* _Problem requirements_:
Please write out each entry that follows, keeping it exactly the same.

* _Data in this exercise_:
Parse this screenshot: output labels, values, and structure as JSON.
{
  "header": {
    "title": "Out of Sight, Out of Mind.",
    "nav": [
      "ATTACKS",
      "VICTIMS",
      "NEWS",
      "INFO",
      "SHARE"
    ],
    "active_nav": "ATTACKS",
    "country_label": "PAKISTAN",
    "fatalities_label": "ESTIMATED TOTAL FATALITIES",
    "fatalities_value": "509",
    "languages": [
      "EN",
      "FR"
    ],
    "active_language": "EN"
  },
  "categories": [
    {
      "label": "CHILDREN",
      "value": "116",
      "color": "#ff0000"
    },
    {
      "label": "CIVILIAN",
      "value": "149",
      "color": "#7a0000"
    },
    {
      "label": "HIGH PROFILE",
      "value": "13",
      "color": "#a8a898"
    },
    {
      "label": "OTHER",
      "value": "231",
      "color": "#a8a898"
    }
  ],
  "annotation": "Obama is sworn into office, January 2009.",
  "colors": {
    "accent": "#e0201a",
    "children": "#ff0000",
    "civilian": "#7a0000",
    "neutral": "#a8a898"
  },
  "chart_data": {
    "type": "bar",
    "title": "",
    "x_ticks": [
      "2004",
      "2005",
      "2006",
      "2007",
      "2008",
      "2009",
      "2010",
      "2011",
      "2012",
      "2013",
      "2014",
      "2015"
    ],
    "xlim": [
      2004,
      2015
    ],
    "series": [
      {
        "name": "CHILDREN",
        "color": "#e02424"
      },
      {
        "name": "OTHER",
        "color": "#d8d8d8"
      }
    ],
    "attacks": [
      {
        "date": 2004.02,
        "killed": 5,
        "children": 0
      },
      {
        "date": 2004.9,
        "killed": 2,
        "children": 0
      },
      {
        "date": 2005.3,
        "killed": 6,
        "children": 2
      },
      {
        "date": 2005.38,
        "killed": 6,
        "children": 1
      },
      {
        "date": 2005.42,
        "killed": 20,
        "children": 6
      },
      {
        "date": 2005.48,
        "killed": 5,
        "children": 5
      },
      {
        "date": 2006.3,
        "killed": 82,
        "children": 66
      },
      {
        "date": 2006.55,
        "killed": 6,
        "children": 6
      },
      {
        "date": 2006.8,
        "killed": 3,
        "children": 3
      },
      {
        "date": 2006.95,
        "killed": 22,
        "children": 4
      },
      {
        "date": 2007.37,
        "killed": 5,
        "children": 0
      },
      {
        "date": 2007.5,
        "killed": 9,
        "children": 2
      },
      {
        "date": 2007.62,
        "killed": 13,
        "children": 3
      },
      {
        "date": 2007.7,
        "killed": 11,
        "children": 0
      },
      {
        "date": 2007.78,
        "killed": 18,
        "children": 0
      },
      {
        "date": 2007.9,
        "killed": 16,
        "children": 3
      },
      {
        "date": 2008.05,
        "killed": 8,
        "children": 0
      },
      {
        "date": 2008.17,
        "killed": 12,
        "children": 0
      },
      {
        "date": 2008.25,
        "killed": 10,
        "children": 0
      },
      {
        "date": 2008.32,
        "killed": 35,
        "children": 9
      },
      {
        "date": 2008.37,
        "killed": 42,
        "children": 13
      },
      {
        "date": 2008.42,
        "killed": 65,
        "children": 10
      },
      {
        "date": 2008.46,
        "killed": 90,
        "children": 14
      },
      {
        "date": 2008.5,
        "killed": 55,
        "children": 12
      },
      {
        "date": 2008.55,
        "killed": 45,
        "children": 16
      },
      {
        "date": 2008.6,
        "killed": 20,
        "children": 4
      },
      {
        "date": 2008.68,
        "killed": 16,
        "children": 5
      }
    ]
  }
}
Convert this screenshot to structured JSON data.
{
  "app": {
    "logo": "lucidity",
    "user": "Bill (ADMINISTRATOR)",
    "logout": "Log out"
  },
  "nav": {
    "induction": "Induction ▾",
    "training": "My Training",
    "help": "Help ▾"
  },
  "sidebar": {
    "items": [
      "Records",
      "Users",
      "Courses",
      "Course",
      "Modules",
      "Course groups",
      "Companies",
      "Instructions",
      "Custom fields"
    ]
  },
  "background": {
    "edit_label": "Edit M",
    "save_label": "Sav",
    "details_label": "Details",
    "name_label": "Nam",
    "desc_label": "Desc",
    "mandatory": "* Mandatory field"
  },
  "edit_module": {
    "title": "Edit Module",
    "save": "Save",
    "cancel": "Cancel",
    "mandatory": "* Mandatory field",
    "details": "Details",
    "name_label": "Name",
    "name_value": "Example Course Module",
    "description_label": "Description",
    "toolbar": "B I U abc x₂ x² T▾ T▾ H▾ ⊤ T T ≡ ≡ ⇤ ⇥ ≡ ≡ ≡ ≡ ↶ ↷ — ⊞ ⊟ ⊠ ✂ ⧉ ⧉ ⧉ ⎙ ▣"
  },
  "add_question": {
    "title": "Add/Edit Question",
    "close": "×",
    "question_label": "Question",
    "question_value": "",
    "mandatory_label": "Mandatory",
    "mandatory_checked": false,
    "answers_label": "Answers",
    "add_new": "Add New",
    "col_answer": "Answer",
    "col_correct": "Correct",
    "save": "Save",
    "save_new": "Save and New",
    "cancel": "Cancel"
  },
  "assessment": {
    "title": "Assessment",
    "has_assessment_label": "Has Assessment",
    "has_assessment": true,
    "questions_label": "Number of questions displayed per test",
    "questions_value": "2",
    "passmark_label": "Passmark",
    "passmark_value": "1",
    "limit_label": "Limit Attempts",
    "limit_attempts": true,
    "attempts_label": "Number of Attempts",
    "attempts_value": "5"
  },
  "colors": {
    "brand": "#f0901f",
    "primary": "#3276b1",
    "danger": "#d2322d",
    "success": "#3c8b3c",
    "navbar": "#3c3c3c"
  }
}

* _Response area_:
Parse this screenshot: output labels, values, and structure as JSON.
{
  "header": {
    "title": "Out of Sight, Out of Mind.",
    "nav": [
      "ATTACKS",
      "VICTIMS",
      "NEWS",
      "INFO",
      "SHARE"
    ],
    "active_nav": "ATTACKS",
    "country_label": "PAKISTAN",
    "fatalities_label": "ESTIMATED TOTAL FATALITIES",
    "fatalities_value": "509",
    "languages": [
      "EN",
      "FR"
    ],
    "active_language": "EN"
  },
  "categories": [
    {
      "label": "CHILDREN",
      "value": "116",
      "color": "#ff0000"
    },
    {
      "label": "CIVILIAN",
      "value": "149",
      "color": "#7a0000"
    },
    {
      "label": "HIGH PROFILE",
      "value": "13",
      "color": "#a8a898"
    },
    {
      "label": "OTHER",
      "value": "231",
      "color": "#a8a898"
    }
  ],
  "annotation": "Obama is sworn into office, January 2009.",
  "colors": {
    "accent": "#e0201a",
    "children": "#ff0000",
    "civilian": "#7a0000",
    "neutral": "#a8a898"
  },
  "chart_data": {
    "type": "bar",
    "title": "",
    "x_ticks": [
      "2004",
      "2005",
      "2006",
      "2007",
      "2008",
      "2009",
      "2010",
      "2011",
      "2012",
      "2013",
      "2014",
      "2015"
    ],
    "xlim": [
      2004,
      2015
    ],
    "series": [
      {
        "name": "CHILDREN",
        "color": "#e02424"
      },
      {
        "name": "OTHER",
        "color": "#d8d8d8"
      }
    ],
    "attacks": [
      {
        "date": 2004.02,
        "killed": 5,
        "children": 0
      },
      {
        "date": 2004.9,
        "killed": 2,
        "children": 0
      },
      {
        "date": 2005.3,
        "killed": 6,
        "children": 2
      },
      {
        "date": 2005.38,
        "killed": 6,
        "children": 1
      },
      {
        "date": 2005.42,
        "killed": 20,
        "children": 6
      },
      {
        "date": 2005.48,
        "killed": 5,
        "children": 5
      },
      {
        "date": 2006.3,
        "killed": 82,
        "children": 66
      },
      {
        "date": 2006.55,
        "killed": 6,
        "children": 6
      },
      {
        "date": 2006.8,
        "killed": 3,
        "children": 3
      },
      {
        "date": 2006.95,
        "killed": 22,
        "children": 4
      },
      {
        "date": 2007.37,
        "killed": 5,
        "children": 0
      },
      {
        "date": 2007.5,
        "killed": 9,
        "children": 2
      },
      {
        "date": 2007.62,
        "killed": 13,
        "children": 3
      },
      {
        "date": 2007.7,
        "killed": 11,
        "children": 0
      },
      {
        "date": 2007.78,
        "killed": 18,
        "children": 0
      },
      {
        "date": 2007.9,
        "killed": 16,
        "children": 3
      },
      {
        "date": 2008.05,
        "killed": 8,
        "children": 0
      },
      {
        "date": 2008.17,
        "killed": 12,
        "children": 0
      },
      {
        "date": 2008.25,
        "killed": 10,
        "children": 0
      },
      {
        "date": 2008.32,
        "killed": 35,
        "children": 9
      },
      {
        "date": 2008.37,
        "killed": 42,
        "children": 13
      },
      {
        "date": 2008.42,
        "killed": 65,
        "children": 10
      },
      {
        "date": 2008.46,
        "killed": 90,
        "children": 14
      },
      {
        "date": 2008.5,
        "killed": 55,
        "children": 12
      },
      {
        "date": 2008.55,
        "killed": 45,
        "children": 16
      },
      {
        "date": 2008.6,
        "killed": 20,
        "children": 4
      },
      {
        "date": 2008.68,
        "killed": 16,
        "children": 5
      }
    ]
  }
}
Convert this screenshot to structured JSON data.
{
  "app": {
    "logo": "lucidity",
    "user": "Bill (ADMINISTRATOR)",
    "logout": "Log out"
  },
  "nav": {
    "induction": "Induction ▾",
    "training": "My Training",
    "help": "Help ▾"
  },
  "sidebar": {
    "items": [
      "Records",
      "Users",
      "Courses",
      "Course",
      "Modules",
      "Course groups",
      "Companies",
      "Instructions",
      "Custom fields"
    ]
  },
  "background": {
    "edit_label": "Edit M",
    "save_label": "Sav",
    "details_label": "Details",
    "name_label": "Nam",
    "desc_label": "Desc",
    "mandatory": "* Mandatory field"
  },
  "edit_module": {
    "title": "Edit Module",
    "save": "Save",
    "cancel": "Cancel",
    "mandatory": "* Mandatory field",
    "details": "Details",
    "name_label": "Name",
    "name_value": "Example Course Module",
    "description_label": "Description",
    "toolbar": "B I U abc x₂ x² T▾ T▾ H▾ ⊤ T T ≡ ≡ ⇤ ⇥ ≡ ≡ ≡ ≡ ↶ ↷ — ⊞ ⊟ ⊠ ✂ ⧉ ⧉ ⧉ ⎙ ▣"
  },
  "add_question": {
    "title": "Add/Edit Question",
    "close": "×",
    "question_label": "Question",
    "question_value": "",
    "mandatory_label": "Mandatory",
    "mandatory_checked": false,
    "answers_label": "Answers",
    "add_new": "Add New",
    "col_answer": "Answer",
    "col_correct": "Correct",
    "save": "Save",
    "save_new": "Save and New",
    "cancel": "Cancel"
  },
  "assessment": {
    "title": "Assessment",
    "has_assessment_label": "Has Assessment",
    "has_assessment": true,
    "questions_label": "Number of questions displayed per test",
    "questions_value": "2",
    "passmark_label": "Passmark",
    "passmark_value": "1",
    "limit_label": "Limit Attempts",
    "limit_attempts": true,
    "attempts_label": "Number of Attempts",
    "attempts_value": "5"
  },
  "colors": {
    "brand": "#f0901f",
    "primary": "#3276b1",
    "danger": "#d2322d",
    "success": "#3c8b3c",
    "navbar": "#3c3c3c"
  }
}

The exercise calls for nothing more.